Senator Murray Sinclair explains, “Let me begin by reminding you, the bill itself doesn’t raise the implementation of the declaration as its objective. The bill talks about calling upon Canada to do an analysis of existing legislation to see which laws are currently inconsistent with the declaration. That’s primarily what this bill is about.
Even in our call to action in the TRC report, the TRC report recommended the parties implement the UN declaration as a framework for reconciliation, not for purposes at that point of simply implementing it to change the laws automatically.
I suspect it will be unlikely that the Government of Canada will ever simply pass a law declaring the UN declaration as the law of Canada. That is mainly because it impinges not only on federal law but also on the laws of the provinces. And the laws of the provinces are going to have to be considered by each provincial entity
I think there we would hopefully benefit from the expertise of international legal experts who would point out those differences. This is the kind of bill which primarily says: Let’s look at our laws and see what we have that’s in conflict with the existing declaration.
Bill C-262 urges us to ensure that our domestic laws are in line with the United Nations Declaration on the Rights of Indigenous Peoples. It was adopted in 2007 by 143 UN member states. Canada was one of only four countries against, but finally adopted it in 2016 after endorsing it, but not signing, in 2010
As a representative of our great country for much of my adult life, as a senator and as a Canadian, our positive reputation is something of which I am immensely proud and which I do not take lightly. We must not take how we are seen beyond our borders for granted, honourable senators”.
Bill C-262 urges us to ensure that our domestic laws are in line with the United Nations Declaration on the Rights of Indigenous Peoples. It was adopted in 2007 by 143 UN member states. Canada was one of only four countries against but finally adopted it in 2016 after endorsing it, but not signing, in 2010.
This is an open letter sent to the Senators of Canada by First Nations Leadership Council.
Senators of Canada
The Senate of Canada
OPEN LETTER RE: Support for the Immediate Passing of Bill C-262
The First Nations Leadership Council (FNLC) is calling on each Senator of Canada to support the passage of Bill C-262, An Act to ensure that the laws of Canada are in harmony with the United Nations Declaration on the Rights of Indigenous Peoples, without delay.
The Truth and Reconciliation Commission of Canada, in Call to Action #43, called upon the “federal, provincial, territorial, and municipal governments to fully adopt and implement the United Nations Declaration on the Rights of Indigenous Peoples as the framework for reconciliation.”

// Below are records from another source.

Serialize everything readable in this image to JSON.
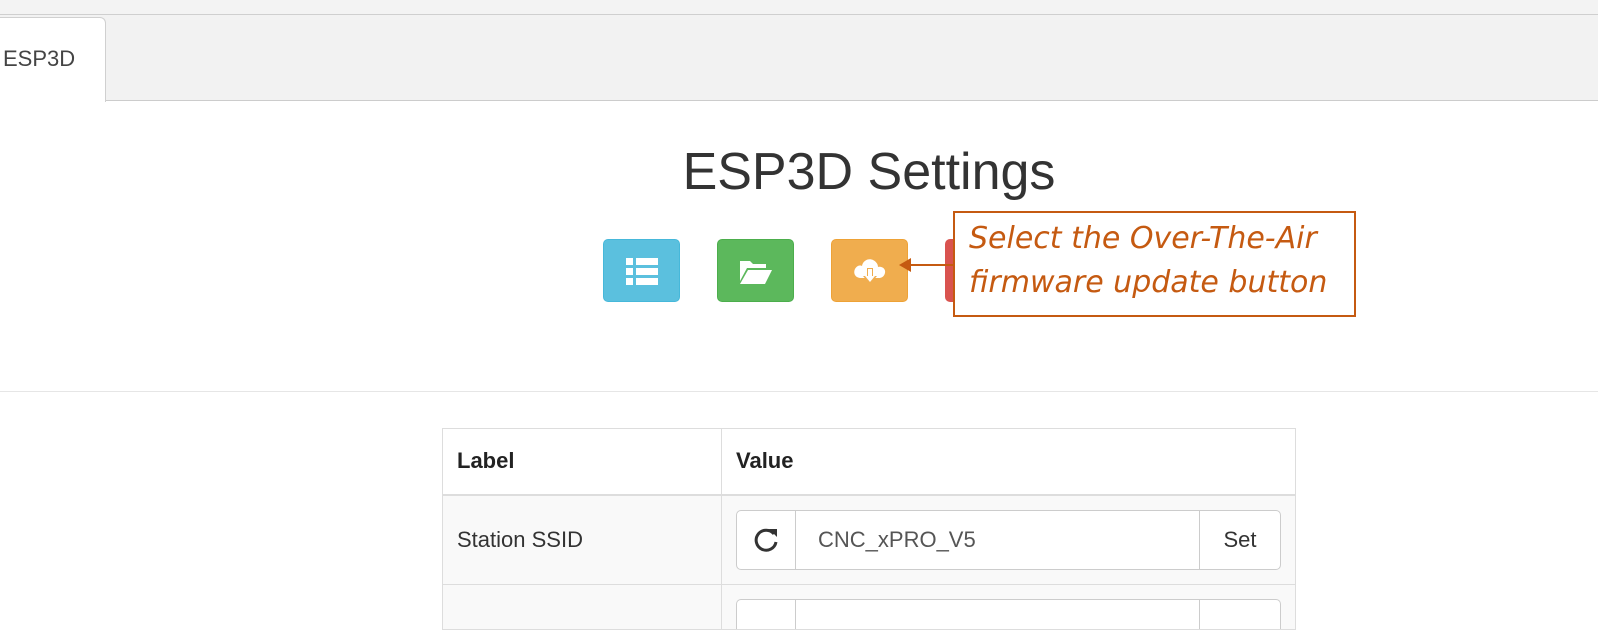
{
  "browser": {
    "tab_label": "ESP3D"
  },
  "page": {
    "title": "ESP3D Settings"
  },
  "toolbar": {
    "buttons": [
      {
        "icon": "list-icon",
        "color": "#5bc0de"
      },
      {
        "icon": "folder-open-icon",
        "color": "#5cb85c"
      },
      {
        "icon": "cloud-download-icon",
        "color": "#f0ad4e"
      },
      {
        "icon": "unknown",
        "color": "#d9534f"
      }
    ]
  },
  "callout": {
    "text": "Select the Over-The-Air\nfirmware update button",
    "color": "#c55a11"
  },
  "table": {
    "headers": [
      "Label",
      "Value"
    ],
    "rows": [
      {
        "label": "Station SSID",
        "value": "CNC_xPRO_V5",
        "set_label": "Set"
      }
    ]
  }
}
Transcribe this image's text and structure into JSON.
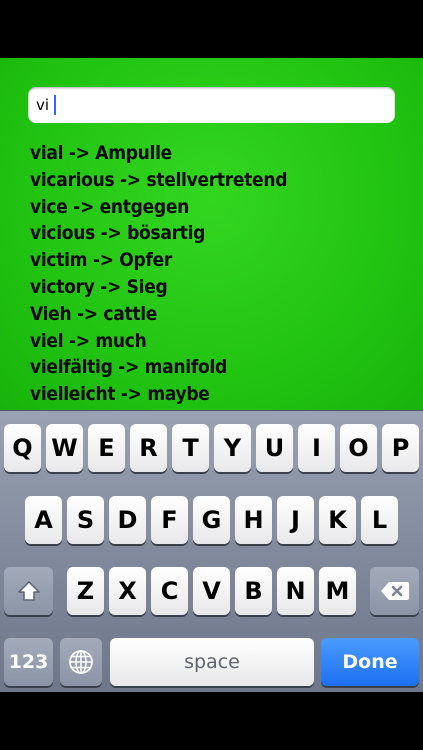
{
  "search": {
    "value": "vi"
  },
  "results": [
    "vial -> Ampulle",
    "vicarious -> stellvertretend",
    "vice -> entgegen",
    "vicious -> bösartig",
    "victim -> Opfer",
    "victory -> Sieg",
    "Vieh -> cattle",
    "viel -> much",
    "vielfältig -> manifold",
    "vielleicht -> maybe"
  ],
  "keyboard": {
    "row1": [
      "Q",
      "W",
      "E",
      "R",
      "T",
      "Y",
      "U",
      "I",
      "O",
      "P"
    ],
    "row2": [
      "A",
      "S",
      "D",
      "F",
      "G",
      "H",
      "J",
      "K",
      "L"
    ],
    "row3": [
      "Z",
      "X",
      "C",
      "V",
      "B",
      "N",
      "M"
    ],
    "numbers_label": "123",
    "space_label": "space",
    "done_label": "Done",
    "shift_icon": "shift-arrow-icon",
    "delete_icon": "backspace-icon",
    "globe_icon": "globe-icon"
  },
  "colors": {
    "background_green": "#22c412",
    "done_blue": "#1c6ff0"
  }
}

Bill C-262 was passed in the House of Commons on May 30, 2018, with the overwhelming majority of votes cast in support of the bill.
Bill C-262 must not be stalled in the Senate. With a looming federal election, there is a substantial and unacceptable risk that the bill may miss the legislative window.
The United Nations Declaration on the Rights of Indigenous Peoples was adopted by the General Assembly in September 2007 after more than 20 years of discussions. Canada has delayed the implementation and recognition of the international human rights standards of Indigenous peoples for far too long.
UN Treaty bodies, the independent expert groups responsible for promoting state compliance with binding international conventions like the Convention on the Elimination of Racial Discrimination, have repeatedly called on Canada to fulfil its human rights obligations by implementing the Declaration.
The FNLC is calling on the Senate of Canada to immediately pass Bill C-262 and to begin the initial work of implementing the UN Declaration, the most comprehensive, universal international human rights instrument explicitly addressing the economic, social, cultural, political, spiritual and environmental rights of Indigenous Peoples.
FIRST NATIONS LEADERSHIP COUNCIL
On behalf of the FIRST NATIONS SUMMIT
Grand Chief Edward John
On behalf of the UNION OF BC INDIAN CHIEFS
Grand Chief Stewart Phillip
Kukpi7 Judy Wilson
On behalf of the BC ASSEMBLY OF FIRST NATIONS:
Regional Chief Terry Teegee